Here’s a beautiful example of this Tetris mentality: a zig zag-style door that subtly fits around an obstruction that would make most people think “hey, maybe a door doesn’t belong here.” Tetris doors. Coming soon to a Home Depot near you.
Large and Bold Prints
The 1960s were all about being free and enjoying the world around you. Unfortunately, some of that indifferent attitude also entered home design. The ‘60s really saw the rise of bright, bold patterns scattered across a room. After all, it was a time to live, so why not make their houses as crazy as possible?
Unfortunately, those bright, floor-to-ceiling patterns aren’t a long-lasting decision. Not only are you bound to get dizzy after a few months of looking at that every day, but it also makes it difficult to create a comfortable, cohesive space.
The Futuristic Look
If you’re stuck in the present, you really shouldn’t try to live in the future. Unfortunately, these interior designers didn’t get the memo. Some designers opt for chrome finishes and sculpted side tables to really bring out that futuristic look.
The pieces never combine well with each other and the overall aesthetic is sterile and cold, rather than futuristic. If you’re aiming for a futuristic look, why not try something industrial instead?
No To Tiled Bathrooms
While tile countertops could be found in nearly every home during - they’re just not that cute. We’re not sure who came up with this genius idea, but they should be fired along with the interior designer that thought that this was chic.
Beyond being exceptionally difficult to clean, tile countertops also aren’t very durable. They chip and stain easily, and are prone to stains and hidden bacteria. Those are all qualities that make tile countertops a terrible choice for any space that will get remotely dirty.
The Infamy of Heart-Shaped Hot Tubs
This genius design idea was actually invented back in 1968, by a resort owner in Pennsylvania. Interior designers went crazy over it, and it quickly became a fixture in homes and hotels around the country.

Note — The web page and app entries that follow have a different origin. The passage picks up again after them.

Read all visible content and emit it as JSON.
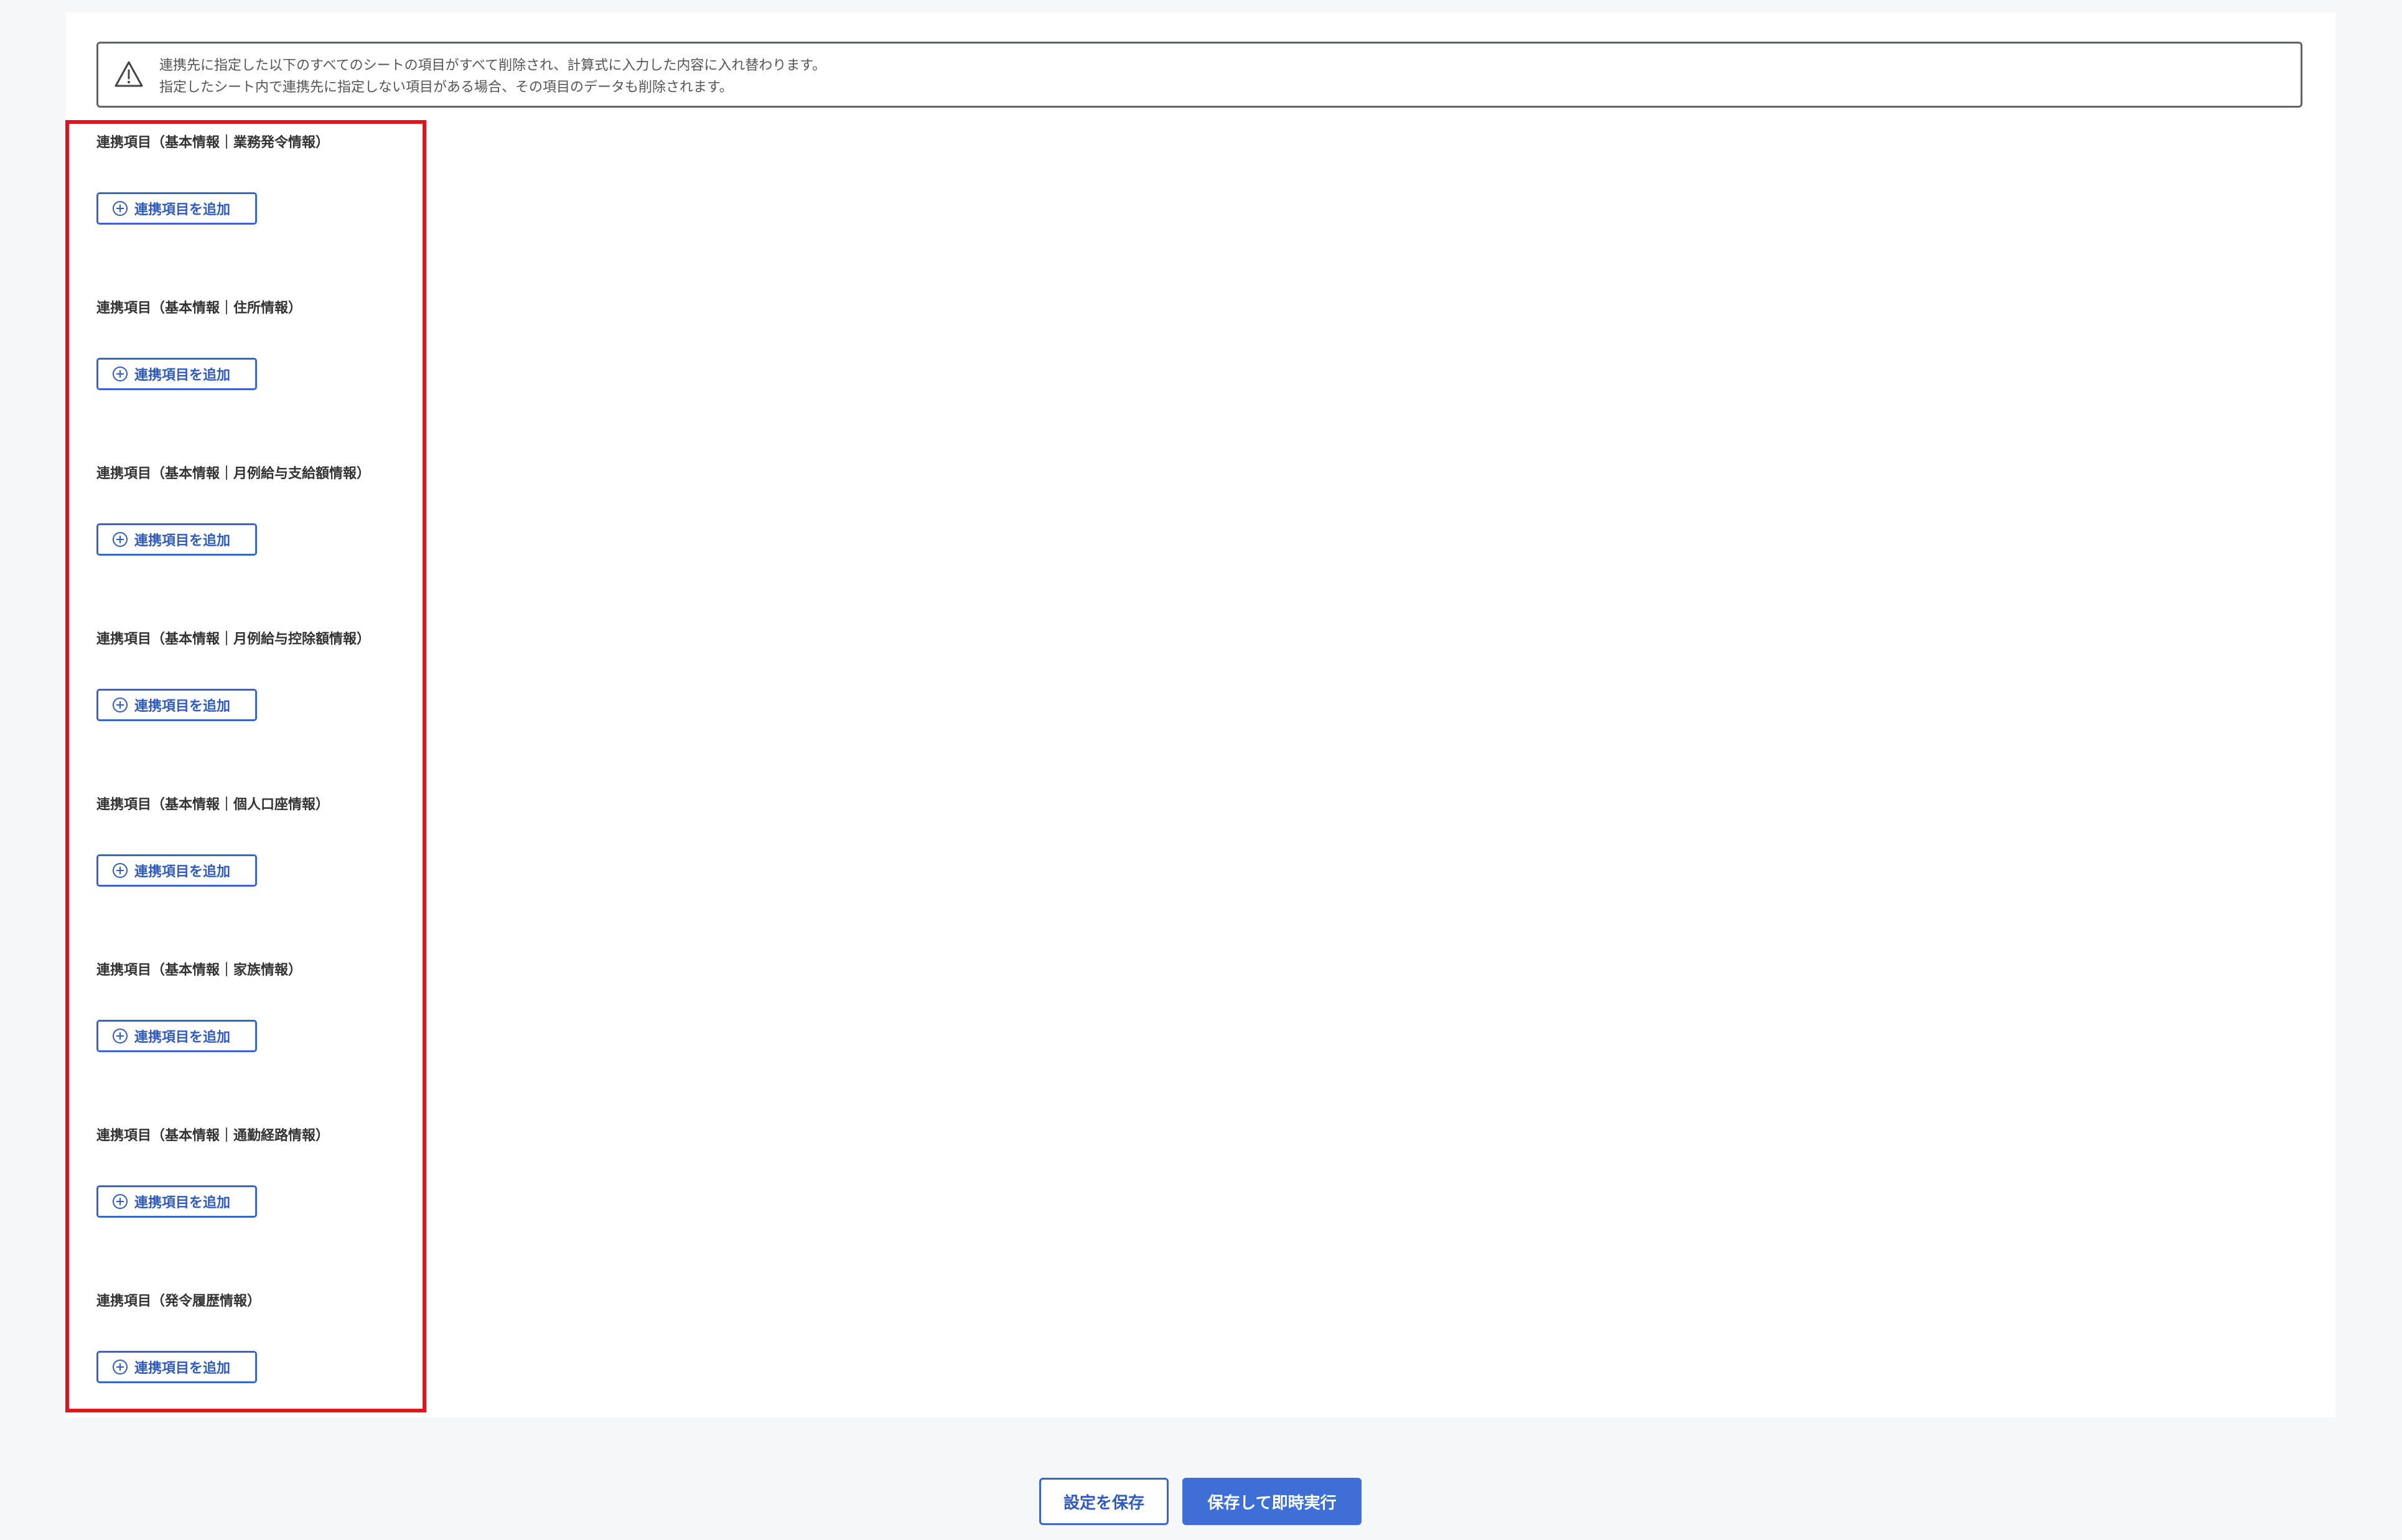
{
  "warning": {
    "lines": [
      "連携先に指定した以下のすべてのシートの項目がすべて削除され、計算式に入力した内容に入れ替わります。",
      "指定したシート内で連携先に指定しない項目がある場合、その項目のデータも削除されます。"
    ]
  },
  "sections": [
    {
      "title": "連携項目（基本情報｜業務発令情報）",
      "button_label": "連携項目を追加"
    },
    {
      "title": "連携項目（基本情報｜住所情報）",
      "button_label": "連携項目を追加"
    },
    {
      "title": "連携項目（基本情報｜月例給与支給額情報）",
      "button_label": "連携項目を追加"
    },
    {
      "title": "連携項目（基本情報｜月例給与控除額情報）",
      "button_label": "連携項目を追加"
    },
    {
      "title": "連携項目（基本情報｜個人口座情報）",
      "button_label": "連携項目を追加"
    },
    {
      "title": "連携項目（基本情報｜家族情報）",
      "button_label": "連携項目を追加"
    },
    {
      "title": "連携項目（基本情報｜通勤経路情報）",
      "button_label": "連携項目を追加"
    },
    {
      "title": "連携項目（発令履歴情報）",
      "button_label": "連携項目を追加"
    }
  ],
  "footer": {
    "save_label": "設定を保存",
    "save_execute_label": "保存して即時実行"
  },
  "colors": {
    "accent": "#3d6fd6",
    "highlight": "#e0141c"
  },
  "icons": {
    "warning": "warning-triangle-icon",
    "add": "plus-circle-icon"
  }
}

Nowadays, unless you're on a romantic getaway or in a honeymoon suite, you'll have a hard time finding one of these. And we couldn't be happier.